Work order: The reply should repeat all of the data word for word, with no pictures.

*** Records for processing ***

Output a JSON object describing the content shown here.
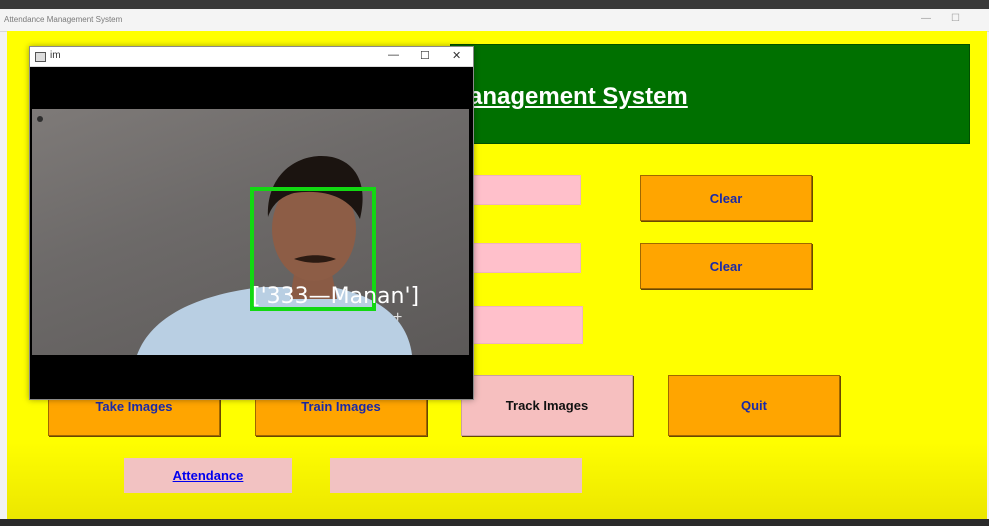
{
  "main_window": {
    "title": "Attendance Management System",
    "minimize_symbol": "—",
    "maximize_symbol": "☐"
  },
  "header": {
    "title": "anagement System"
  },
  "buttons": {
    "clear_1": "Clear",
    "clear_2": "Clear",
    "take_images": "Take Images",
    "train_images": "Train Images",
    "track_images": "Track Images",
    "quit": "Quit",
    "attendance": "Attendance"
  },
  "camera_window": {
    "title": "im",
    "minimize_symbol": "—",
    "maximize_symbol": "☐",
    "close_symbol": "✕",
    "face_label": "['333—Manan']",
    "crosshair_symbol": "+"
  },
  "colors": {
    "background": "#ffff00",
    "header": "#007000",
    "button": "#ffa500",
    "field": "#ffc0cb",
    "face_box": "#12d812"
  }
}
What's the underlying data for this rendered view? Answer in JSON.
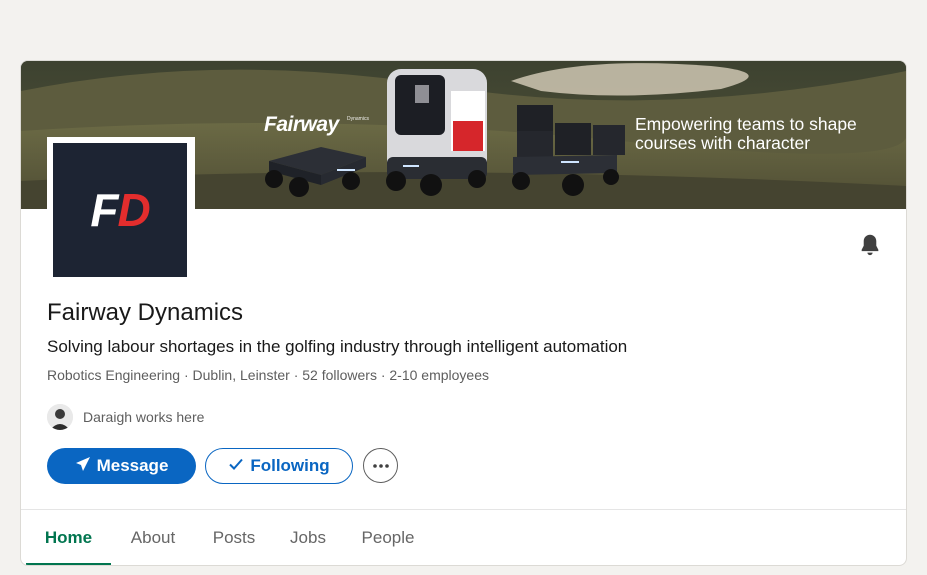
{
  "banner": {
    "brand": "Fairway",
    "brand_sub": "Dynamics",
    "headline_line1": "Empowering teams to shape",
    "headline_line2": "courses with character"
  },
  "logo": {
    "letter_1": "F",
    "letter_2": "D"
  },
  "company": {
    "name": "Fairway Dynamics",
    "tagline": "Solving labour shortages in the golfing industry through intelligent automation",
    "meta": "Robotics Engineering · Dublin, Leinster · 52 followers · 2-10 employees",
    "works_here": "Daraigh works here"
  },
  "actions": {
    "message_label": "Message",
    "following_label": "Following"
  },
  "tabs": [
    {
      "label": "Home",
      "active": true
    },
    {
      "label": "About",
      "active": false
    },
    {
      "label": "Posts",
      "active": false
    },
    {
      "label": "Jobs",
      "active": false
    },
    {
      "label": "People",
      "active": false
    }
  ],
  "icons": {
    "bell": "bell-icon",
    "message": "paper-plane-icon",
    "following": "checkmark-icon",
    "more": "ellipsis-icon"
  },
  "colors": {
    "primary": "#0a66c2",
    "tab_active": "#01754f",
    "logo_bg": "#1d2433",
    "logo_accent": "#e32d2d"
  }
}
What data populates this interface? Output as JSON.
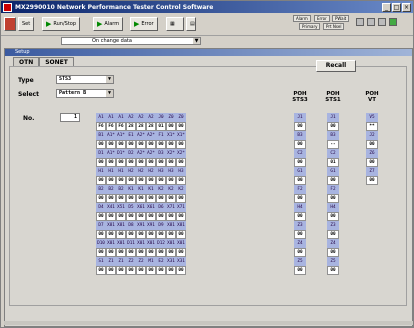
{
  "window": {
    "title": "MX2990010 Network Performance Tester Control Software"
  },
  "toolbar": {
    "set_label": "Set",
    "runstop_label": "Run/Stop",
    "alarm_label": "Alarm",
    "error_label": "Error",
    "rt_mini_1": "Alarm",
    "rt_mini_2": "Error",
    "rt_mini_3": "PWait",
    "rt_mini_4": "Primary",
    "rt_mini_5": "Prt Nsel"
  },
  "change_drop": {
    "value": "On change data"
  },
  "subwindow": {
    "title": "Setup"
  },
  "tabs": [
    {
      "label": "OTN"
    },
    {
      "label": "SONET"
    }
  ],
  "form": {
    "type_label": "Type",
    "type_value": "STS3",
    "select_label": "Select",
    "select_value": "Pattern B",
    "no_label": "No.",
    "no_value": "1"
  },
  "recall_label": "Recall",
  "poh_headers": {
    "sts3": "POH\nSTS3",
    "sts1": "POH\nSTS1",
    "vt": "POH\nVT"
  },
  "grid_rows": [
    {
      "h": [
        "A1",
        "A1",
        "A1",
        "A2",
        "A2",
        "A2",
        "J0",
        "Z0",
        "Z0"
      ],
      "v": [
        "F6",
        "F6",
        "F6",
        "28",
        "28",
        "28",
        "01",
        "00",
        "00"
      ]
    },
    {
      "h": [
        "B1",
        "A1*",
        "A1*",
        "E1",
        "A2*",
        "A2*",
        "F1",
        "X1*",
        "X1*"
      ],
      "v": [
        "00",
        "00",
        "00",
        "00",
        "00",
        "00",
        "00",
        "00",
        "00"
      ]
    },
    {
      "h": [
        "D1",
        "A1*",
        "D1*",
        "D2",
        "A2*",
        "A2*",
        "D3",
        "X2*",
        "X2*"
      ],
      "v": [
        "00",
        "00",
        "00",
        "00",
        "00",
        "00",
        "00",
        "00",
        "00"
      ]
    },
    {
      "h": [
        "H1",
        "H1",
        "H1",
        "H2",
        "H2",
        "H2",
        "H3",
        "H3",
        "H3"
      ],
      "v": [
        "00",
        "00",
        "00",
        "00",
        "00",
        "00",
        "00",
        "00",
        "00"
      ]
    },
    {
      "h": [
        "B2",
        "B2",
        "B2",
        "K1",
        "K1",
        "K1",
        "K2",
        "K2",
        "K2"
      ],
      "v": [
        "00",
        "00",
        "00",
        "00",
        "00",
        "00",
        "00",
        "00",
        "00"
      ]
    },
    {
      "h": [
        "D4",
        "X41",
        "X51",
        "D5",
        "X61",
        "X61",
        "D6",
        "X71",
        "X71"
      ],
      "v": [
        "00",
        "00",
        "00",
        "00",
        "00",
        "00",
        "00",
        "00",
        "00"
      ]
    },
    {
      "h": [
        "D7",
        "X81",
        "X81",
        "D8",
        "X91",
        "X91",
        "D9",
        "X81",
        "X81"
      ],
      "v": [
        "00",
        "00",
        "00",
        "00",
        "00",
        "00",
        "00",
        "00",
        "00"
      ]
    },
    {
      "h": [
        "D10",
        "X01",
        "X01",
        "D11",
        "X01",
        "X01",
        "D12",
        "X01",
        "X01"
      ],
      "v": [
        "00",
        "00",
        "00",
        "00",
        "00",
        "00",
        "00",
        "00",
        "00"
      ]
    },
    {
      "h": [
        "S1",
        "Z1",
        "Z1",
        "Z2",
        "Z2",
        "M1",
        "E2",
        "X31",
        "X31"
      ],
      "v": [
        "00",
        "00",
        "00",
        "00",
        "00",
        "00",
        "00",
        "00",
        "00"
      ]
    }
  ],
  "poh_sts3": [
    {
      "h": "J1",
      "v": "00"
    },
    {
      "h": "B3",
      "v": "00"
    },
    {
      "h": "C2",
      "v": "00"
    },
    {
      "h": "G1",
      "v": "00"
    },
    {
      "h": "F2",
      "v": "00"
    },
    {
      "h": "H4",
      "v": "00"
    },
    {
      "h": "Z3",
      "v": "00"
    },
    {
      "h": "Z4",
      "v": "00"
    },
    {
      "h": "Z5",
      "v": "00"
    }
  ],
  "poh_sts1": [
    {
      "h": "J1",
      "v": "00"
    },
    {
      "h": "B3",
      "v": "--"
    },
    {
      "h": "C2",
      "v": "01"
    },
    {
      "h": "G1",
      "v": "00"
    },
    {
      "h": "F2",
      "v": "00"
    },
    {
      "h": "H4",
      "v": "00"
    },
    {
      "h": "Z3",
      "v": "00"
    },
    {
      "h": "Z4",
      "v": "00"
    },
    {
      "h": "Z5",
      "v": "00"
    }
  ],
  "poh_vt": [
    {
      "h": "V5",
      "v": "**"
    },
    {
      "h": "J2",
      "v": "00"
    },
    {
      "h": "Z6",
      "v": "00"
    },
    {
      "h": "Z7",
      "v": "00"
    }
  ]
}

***

Expected answer:
Output a JSON object describing the content shown here.
{
  "main_window": {
    "title": "Attendance Management System",
    "minimize_symbol": "—",
    "maximize_symbol": "☐"
  },
  "header": {
    "title": "anagement System"
  },
  "buttons": {
    "clear_1": "Clear",
    "clear_2": "Clear",
    "take_images": "Take Images",
    "train_images": "Train Images",
    "track_images": "Track Images",
    "quit": "Quit",
    "attendance": "Attendance"
  },
  "camera_window": {
    "title": "im",
    "minimize_symbol": "—",
    "maximize_symbol": "☐",
    "close_symbol": "✕",
    "face_label": "['333—Manan']",
    "crosshair_symbol": "+"
  },
  "colors": {
    "background": "#ffff00",
    "header": "#007000",
    "button": "#ffa500",
    "field": "#ffc0cb",
    "face_box": "#12d812"
  }
}
What's the underlying data for this rendered view? Answer in JSON.
{
  "banner": {
    "brand": "Fairway",
    "brand_sub": "Dynamics",
    "headline_line1": "Empowering teams to shape",
    "headline_line2": "courses with character"
  },
  "logo": {
    "letter_1": "F",
    "letter_2": "D"
  },
  "company": {
    "name": "Fairway Dynamics",
    "tagline": "Solving labour shortages in the golfing industry through intelligent automation",
    "meta": "Robotics Engineering · Dublin, Leinster · 52 followers · 2-10 employees",
    "works_here": "Daraigh works here"
  },
  "actions": {
    "message_label": "Message",
    "following_label": "Following"
  },
  "tabs": [
    {
      "label": "Home",
      "active": true
    },
    {
      "label": "About",
      "active": false
    },
    {
      "label": "Posts",
      "active": false
    },
    {
      "label": "Jobs",
      "active": false
    },
    {
      "label": "People",
      "active": false
    }
  ],
  "icons": {
    "bell": "bell-icon",
    "message": "paper-plane-icon",
    "following": "checkmark-icon",
    "more": "ellipsis-icon"
  },
  "colors": {
    "primary": "#0a66c2",
    "tab_active": "#01754f",
    "logo_bg": "#1d2433",
    "logo_accent": "#e32d2d"
  }
}
What data populates this interface? Output as JSON.
{
  "window": {
    "title": "MX2990010 Network Performance Tester Control Software"
  },
  "toolbar": {
    "set_label": "Set",
    "runstop_label": "Run/Stop",
    "alarm_label": "Alarm",
    "error_label": "Error",
    "rt_mini_1": "Alarm",
    "rt_mini_2": "Error",
    "rt_mini_3": "PWait",
    "rt_mini_4": "Primary",
    "rt_mini_5": "Prt Nsel"
  },
  "change_drop": {
    "value": "On change data"
  },
  "subwindow": {
    "title": "Setup"
  },
  "tabs": [
    {
      "label": "OTN"
    },
    {
      "label": "SONET"
    }
  ],
  "form": {
    "type_label": "Type",
    "type_value": "STS3",
    "select_label": "Select",
    "select_value": "Pattern B",
    "no_label": "No.",
    "no_value": "1"
  },
  "recall_label": "Recall",
  "poh_headers": {
    "sts3": "POH\nSTS3",
    "sts1": "POH\nSTS1",
    "vt": "POH\nVT"
  },
  "grid_rows": [
    {
      "h": [
        "A1",
        "A1",
        "A1",
        "A2",
        "A2",
        "A2",
        "J0",
        "Z0",
        "Z0"
      ],
      "v": [
        "F6",
        "F6",
        "F6",
        "28",
        "28",
        "28",
        "01",
        "00",
        "00"
      ]
    },
    {
      "h": [
        "B1",
        "A1*",
        "A1*",
        "E1",
        "A2*",
        "A2*",
        "F1",
        "X1*",
        "X1*"
      ],
      "v": [
        "00",
        "00",
        "00",
        "00",
        "00",
        "00",
        "00",
        "00",
        "00"
      ]
    },
    {
      "h": [
        "D1",
        "A1*",
        "D1*",
        "D2",
        "A2*",
        "A2*",
        "D3",
        "X2*",
        "X2*"
      ],
      "v": [
        "00",
        "00",
        "00",
        "00",
        "00",
        "00",
        "00",
        "00",
        "00"
      ]
    },
    {
      "h": [
        "H1",
        "H1",
        "H1",
        "H2",
        "H2",
        "H2",
        "H3",
        "H3",
        "H3"
      ],
      "v": [
        "00",
        "00",
        "00",
        "00",
        "00",
        "00",
        "00",
        "00",
        "00"
      ]
    },
    {
      "h": [
        "B2",
        "B2",
        "B2",
        "K1",
        "K1",
        "K1",
        "K2",
        "K2",
        "K2"
      ],
      "v": [
        "00",
        "00",
        "00",
        "00",
        "00",
        "00",
        "00",
        "00",
        "00"
      ]
    },
    {
      "h": [
        "D4",
        "X41",
        "X51",
        "D5",
        "X61",
        "X61",
        "D6",
        "X71",
        "X71"
      ],
      "v": [
        "00",
        "00",
        "00",
        "00",
        "00",
        "00",
        "00",
        "00",
        "00"
      ]
    },
    {
      "h": [
        "D7",
        "X81",
        "X81",
        "D8",
        "X91",
        "X91",
        "D9",
        "X81",
        "X81"
      ],
      "v": [
        "00",
        "00",
        "00",
        "00",
        "00",
        "00",
        "00",
        "00",
        "00"
      ]
    },
    {
      "h": [
        "D10",
        "X01",
        "X01",
        "D11",
        "X01",
        "X01",
        "D12",
        "X01",
        "X01"
      ],
      "v": [
        "00",
        "00",
        "00",
        "00",
        "00",
        "00",
        "00",
        "00",
        "00"
      ]
    },
    {
      "h": [
        "S1",
        "Z1",
        "Z1",
        "Z2",
        "Z2",
        "M1",
        "E2",
        "X31",
        "X31"
      ],
      "v": [
        "00",
        "00",
        "00",
        "00",
        "00",
        "00",
        "00",
        "00",
        "00"
      ]
    }
  ],
  "poh_sts3": [
    {
      "h": "J1",
      "v": "00"
    },
    {
      "h": "B3",
      "v": "00"
    },
    {
      "h": "C2",
      "v": "00"
    },
    {
      "h": "G1",
      "v": "00"
    },
    {
      "h": "F2",
      "v": "00"
    },
    {
      "h": "H4",
      "v": "00"
    },
    {
      "h": "Z3",
      "v": "00"
    },
    {
      "h": "Z4",
      "v": "00"
    },
    {
      "h": "Z5",
      "v": "00"
    }
  ],
  "poh_sts1": [
    {
      "h": "J1",
      "v": "00"
    },
    {
      "h": "B3",
      "v": "--"
    },
    {
      "h": "C2",
      "v": "01"
    },
    {
      "h": "G1",
      "v": "00"
    },
    {
      "h": "F2",
      "v": "00"
    },
    {
      "h": "H4",
      "v": "00"
    },
    {
      "h": "Z3",
      "v": "00"
    },
    {
      "h": "Z4",
      "v": "00"
    },
    {
      "h": "Z5",
      "v": "00"
    }
  ],
  "poh_vt": [
    {
      "h": "V5",
      "v": "**"
    },
    {
      "h": "J2",
      "v": "00"
    },
    {
      "h": "Z6",
      "v": "00"
    },
    {
      "h": "Z7",
      "v": "00"
    }
  ]
}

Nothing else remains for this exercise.